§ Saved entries

──────────

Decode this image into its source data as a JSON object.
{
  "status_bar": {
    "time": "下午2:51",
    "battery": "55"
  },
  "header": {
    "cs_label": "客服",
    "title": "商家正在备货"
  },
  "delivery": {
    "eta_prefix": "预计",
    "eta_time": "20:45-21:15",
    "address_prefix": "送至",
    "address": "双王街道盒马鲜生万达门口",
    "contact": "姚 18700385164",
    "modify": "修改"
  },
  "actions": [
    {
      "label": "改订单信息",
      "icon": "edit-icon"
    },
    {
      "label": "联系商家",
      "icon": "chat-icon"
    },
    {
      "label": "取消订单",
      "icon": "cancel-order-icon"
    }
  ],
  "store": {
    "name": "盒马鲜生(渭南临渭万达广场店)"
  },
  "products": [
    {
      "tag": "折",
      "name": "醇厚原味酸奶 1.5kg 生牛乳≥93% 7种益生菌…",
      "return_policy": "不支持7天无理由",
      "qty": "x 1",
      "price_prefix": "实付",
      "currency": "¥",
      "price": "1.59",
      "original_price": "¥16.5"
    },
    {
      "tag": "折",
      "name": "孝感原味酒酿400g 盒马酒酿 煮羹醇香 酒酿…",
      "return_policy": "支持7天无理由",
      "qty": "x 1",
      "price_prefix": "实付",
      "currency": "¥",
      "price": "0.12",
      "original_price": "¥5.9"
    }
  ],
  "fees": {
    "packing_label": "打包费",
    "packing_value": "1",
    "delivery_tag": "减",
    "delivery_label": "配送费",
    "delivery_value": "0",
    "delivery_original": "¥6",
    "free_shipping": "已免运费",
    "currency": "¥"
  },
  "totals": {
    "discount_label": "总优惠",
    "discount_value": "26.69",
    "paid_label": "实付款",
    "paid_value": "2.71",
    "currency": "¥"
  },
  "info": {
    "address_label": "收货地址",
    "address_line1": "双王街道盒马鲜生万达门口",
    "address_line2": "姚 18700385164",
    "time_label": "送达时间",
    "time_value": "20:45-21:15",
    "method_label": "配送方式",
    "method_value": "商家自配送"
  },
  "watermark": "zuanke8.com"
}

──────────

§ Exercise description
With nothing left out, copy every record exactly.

§ Solution for this task
Decode this image into its source data as a JSON object.
{
  "status_bar": {
    "time": "下午2:51",
    "battery": "55"
  },
  "header": {
    "cs_label": "客服",
    "title": "商家正在备货"
  },
  "delivery": {
    "eta_prefix": "预计",
    "eta_time": "20:45-21:15",
    "address_prefix": "送至",
    "address": "双王街道盒马鲜生万达门口",
    "contact": "姚 18700385164",
    "modify": "修改"
  },
  "actions": [
    {
      "label": "改订单信息",
      "icon": "edit-icon"
    },
    {
      "label": "联系商家",
      "icon": "chat-icon"
    },
    {
      "label": "取消订单",
      "icon": "cancel-order-icon"
    }
  ],
  "store": {
    "name": "盒马鲜生(渭南临渭万达广场店)"
  },
  "products": [
    {
      "tag": "折",
      "name": "醇厚原味酸奶 1.5kg 生牛乳≥93% 7种益生菌…",
      "return_policy": "不支持7天无理由",
      "qty": "x 1",
      "price_prefix": "实付",
      "currency": "¥",
      "price": "1.59",
      "original_price": "¥16.5"
    },
    {
      "tag": "折",
      "name": "孝感原味酒酿400g 盒马酒酿 煮羹醇香 酒酿…",
      "return_policy": "支持7天无理由",
      "qty": "x 1",
      "price_prefix": "实付",
      "currency": "¥",
      "price": "0.12",
      "original_price": "¥5.9"
    }
  ],
  "fees": {
    "packing_label": "打包费",
    "packing_value": "1",
    "delivery_tag": "减",
    "delivery_label": "配送费",
    "delivery_value": "0",
    "delivery_original": "¥6",
    "free_shipping": "已免运费",
    "currency": "¥"
  },
  "totals": {
    "discount_label": "总优惠",
    "discount_value": "26.69",
    "paid_label": "实付款",
    "paid_value": "2.71",
    "currency": "¥"
  },
  "info": {
    "address_label": "收货地址",
    "address_line1": "双王街道盒马鲜生万达门口",
    "address_line2": "姚 18700385164",
    "time_label": "送达时间",
    "time_value": "20:45-21:15",
    "method_label": "配送方式",
    "method_value": "商家自配送"
  },
  "watermark": "zuanke8.com"
}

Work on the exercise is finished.